On December 30, 1928, the last electric interurban railcar leaves Seattle for Tacoma. This marks the end of 26 years of regional interurban service between the two cities.
Down in the Valley
Interurban service between the two cities began in 1902, following Puget Sound Traction, Light & Power Company's acquisition of an incomplete railway launched by Henry Bucey in 1901. PSTL&P completed the line, which it called the Puget Sound Electric Railway, and inaugurated service on September 25, 1902.
The Seattle-Tacoma line extended from downtown Seattle along 1st Avenue to Georgetown. From there, it roughly paralleled the Duwamish River to Tukwila. A branch line veered east toward Renton, while the main track shot straight down the valley through Kent and Auburn.
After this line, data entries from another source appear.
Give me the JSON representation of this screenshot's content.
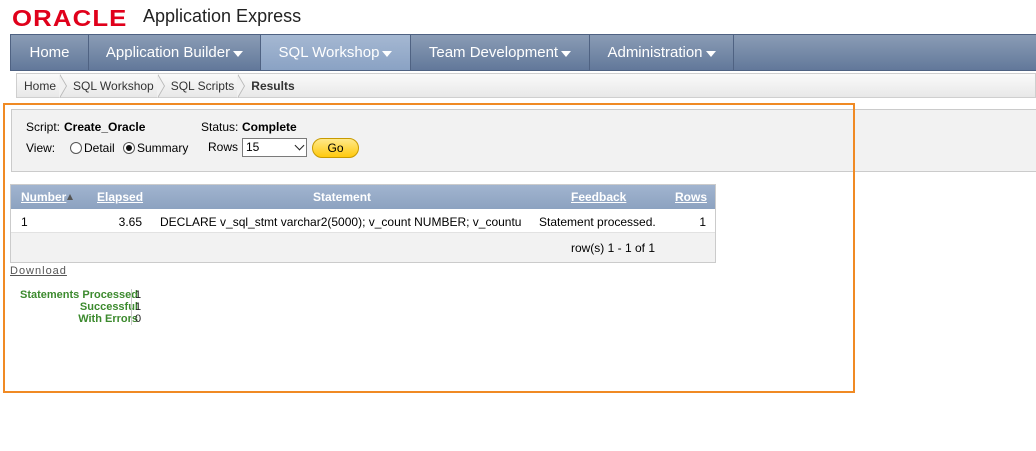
{
  "header": {
    "logo_text": "ORACLE",
    "app_name": "Application Express"
  },
  "nav": {
    "tabs": [
      {
        "label": "Home",
        "has_menu": false,
        "active": false
      },
      {
        "label": "Application Builder",
        "has_menu": true,
        "active": false
      },
      {
        "label": "SQL Workshop",
        "has_menu": true,
        "active": true
      },
      {
        "label": "Team Development",
        "has_menu": true,
        "active": false
      },
      {
        "label": "Administration",
        "has_menu": true,
        "active": false
      }
    ]
  },
  "breadcrumb": {
    "items": [
      "Home",
      "SQL Workshop",
      "SQL Scripts",
      "Results"
    ]
  },
  "script_panel": {
    "script_label": "Script:",
    "script_value": "Create_Oracle",
    "status_label": "Status:",
    "status_value": "Complete",
    "view_label": "View:",
    "view_options": [
      "Detail",
      "Summary"
    ],
    "view_selected": "Summary",
    "rows_label": "Rows",
    "rows_value": "15",
    "go_label": "Go"
  },
  "results": {
    "columns": [
      "Number",
      "Elapsed",
      "Statement",
      "Feedback",
      "Rows"
    ],
    "rows": [
      {
        "number": "1",
        "elapsed": "3.65",
        "statement": "DECLARE v_sql_stmt varchar2(5000); v_count NUMBER; v_countu",
        "feedback": "Statement processed.",
        "rows": "1"
      }
    ],
    "pager": "row(s) 1 - 1 of 1"
  },
  "download_label": "Download",
  "stats": [
    {
      "label": "Statements Processed",
      "value": "1"
    },
    {
      "label": "Successful",
      "value": "1"
    },
    {
      "label": "With Errors",
      "value": "0"
    }
  ],
  "colors": {
    "oracle_red": "#e0001b",
    "nav_blue": "#62789a",
    "highlight_orange": "#f08a24",
    "stat_green": "#3c8a2e"
  }
}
At the Pierce County line, the tracks turned west, heading fairly straight into downtown Tacoma.
The Seattle-Tacoma interurban was a godsend to farmers in the Kent Valley. Prior to the rail line, goods had to be transported to the cities by horse teams and wagons over rough roads. The electric trains allowed for quick transport of milk and produce. One of the line's freight trains became known as the Spud Daily, due to its service to the valley's potato farmers.
End of the Line
Although the Seattle-Tacoma interurban served the two cities well, by the late 1920s the line was suffering from financial difficulties. New roads networked throughout the valley, and many farmers and commuters were buying trucks and cars. Highway 99 was under construction, and the Seattle-Tacoma link was completed on October 18, 1928. This spelled the demise of the interurban.
Motorman Roy Kelly left Seattle with the last interurban on the night of December 30. After reaching Tacoma, he returned the train to Kent on schedule. From there, he and his crew were sent out to pick up all remaining freight cars, and in the early hours of December 31, the power was shut off. Thus ended 26 years of interurban service.